“Others include dengue, now emerging in southern Texas and Florida, the Zika virus infection, Chikungunya. We have a huge problem with West Nile virus,” he added, and Chagas disease, a condition usually seen in Latin America.

A report in May from the U.S. Centers for Disease Control and Prevention found that such “vector-borne” diseases, transmitted by ticks, fleas or mosquitoes, more than doubled in the United States between 2004 and 2016.

Hotez says they are on the rise in many industrial nations with crowded cities and pockets of poverty.

Also Read: A Full Guide To Public Health Disease Hepatitis

Skid Row physician Abdishoo says flea-borne typhus is still uncommon on the streets of Los Angeles, but “it has us all on high alert for this illness that we don’t necessarily think too much about. We want to be vigilant,” she added, “when you see a communicable disease on the rise.”

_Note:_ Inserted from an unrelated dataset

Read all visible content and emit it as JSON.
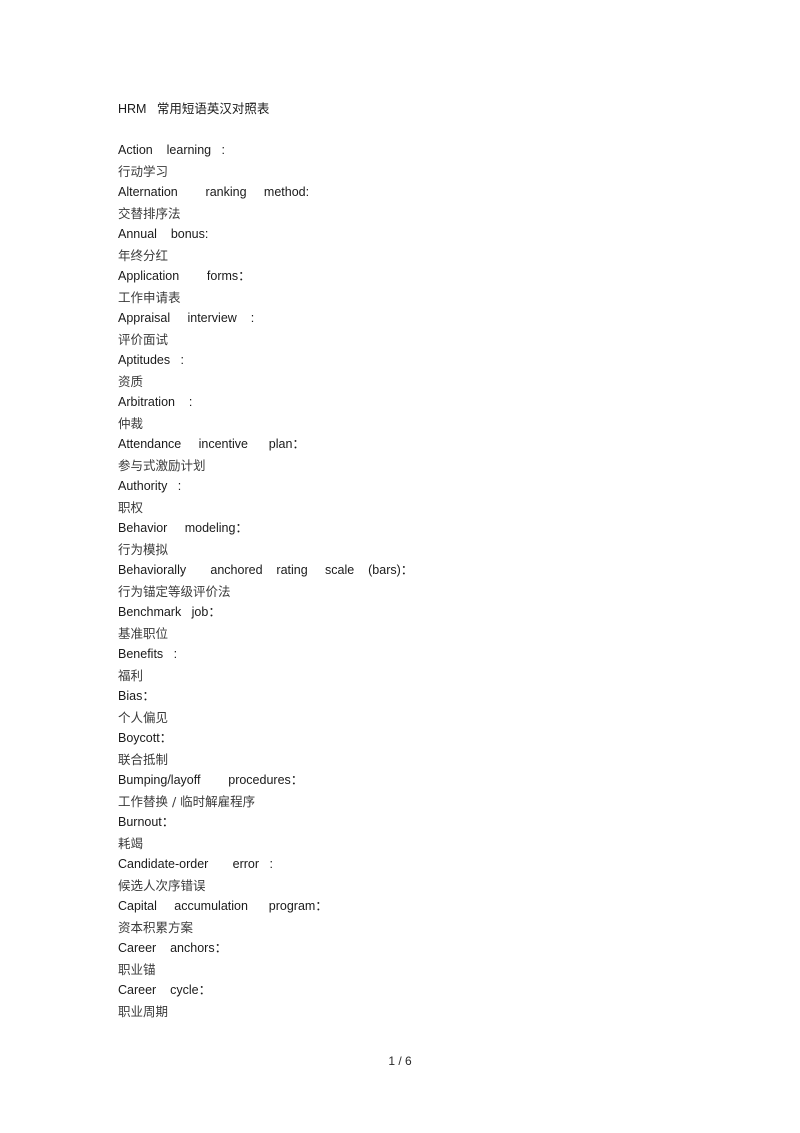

Officials in Los Angeles say they are working toward housing for the county’s 53,000 homeless residents to relieve conditions that help give rise to typhus and other diseases. Voters approved funding in 2016 and 2017 to finance the efforts. (VOA)